All these developments are wonderful news from a human standpoint, but also economically. Think of all the potential genius and innovation the world never sees because disease robs it from us. By preserving these lives, we enhance everyone’s life.

Up from Poverty

  1. The International Energy Agencyannounced that nearly 1.2 billion people around the world have gained access to electricity in the last 16 years.
  2. In the last three years, the number of people in China living below the poverty line decreased from 99 million to 43.4 million. And since 2010, Chinese income inequality has been falling steadily. Quartz
  3. The United States’ official poverty rate is now 12.7%, the lowest level since the end of the global financial crisis. And the child-poverty rate has reached an all-time low, dropping to 15.6%. The Atlantic

Since the turn of the century some 1.2 billion people have gained access to electricity. That’s one of the first steps out of poverty. All the modern technologies that enrich our lives and wallets need electricity to work.

It may be surprising that 12.7% of Americans live below the poverty line. Of course, we define poverty differently than much of the rest of the world does, but we still leave too many people behind through no fault of their own.

Much remains to be done, but I think we’ve at least noticed the problem now. That’s the first step to fixing it.

The rich are also getting richer.
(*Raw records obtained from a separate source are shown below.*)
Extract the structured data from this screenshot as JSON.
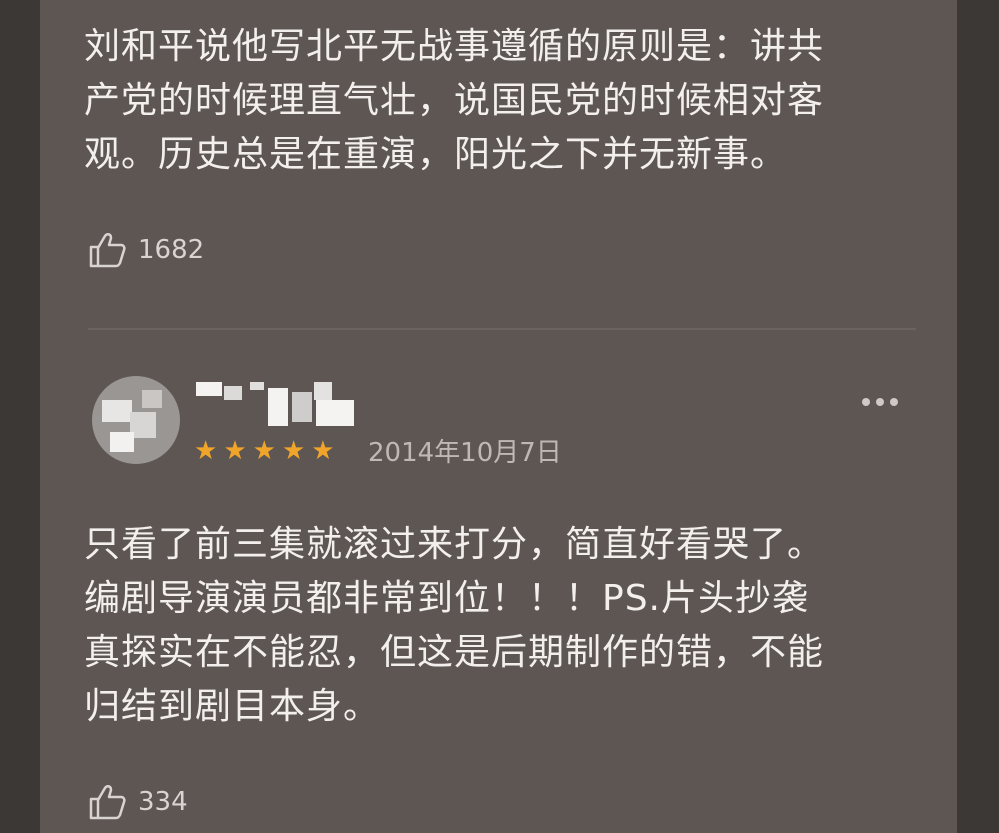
{
  "comments": [
    {
      "text": "刘和平说他写北平无战事遵循的原则是：讲共\n产党的时候理直气壮，说国民党的时候相对客\n观。历史总是在重演，阳光之下并无新事。",
      "likes": "1682"
    },
    {
      "rating": 5,
      "date": "2014年10月7日",
      "text": "只看了前三集就滚过来打分，简直好看哭了。\n编剧导演演员都非常到位！！！PS.片头抄袭\n真探实在不能忍，但这是后期制作的错，不能\n归结到剧目本身。",
      "likes": "334"
    }
  ],
  "icons": {
    "like": "thumbs-up-icon",
    "more": "more-dots-icon",
    "star": "star-icon"
  },
  "colors": {
    "star": "#f0a52a",
    "panel": "#5d5653",
    "text": "#f2efed"
  }
}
The number of households with a net worth of $1 million (measured in 1995 dollars) grew from 2.4 million in 1983 to 10.8 million in the latest survey in 2017, far outpacing average household income growth.

As a nation, I know we worry a great deal about wealth and income inequality, but in general, we are all getting better.

Endless Energy

  1. The cost of solar and wind power plummeted by more than 25% in 2017, shifting the global clean energy industry on its axis. Think Progress

The cost of solar has been plummeting 20–25% a year for years now. By 2030, at the latest, we will not be building any natural gas power plants, other than in areas that receive very little solar energy. There are many places in the world where this is possible now with our current technology. But with the improvements that are coming down the pike? Oh my.

Better Life

  1. Global deaths from terrorism dropped by 22% from their peak in 2014, thanks to significant declines in four of the five countries most impacted: Syria, Pakistan, Afghanistan, and Nigeria. ReliefWeb

  2. Rates of violent crime and property crime have dropped by around 50% in the United States since 1990, yet a majority of people still believe they have gotten worse. Pew Research


Want to know what the richest man in the world worries about? Sure the one in a million astroid impact or volcano…but with a 50% chance of happening…..that’s something to think about;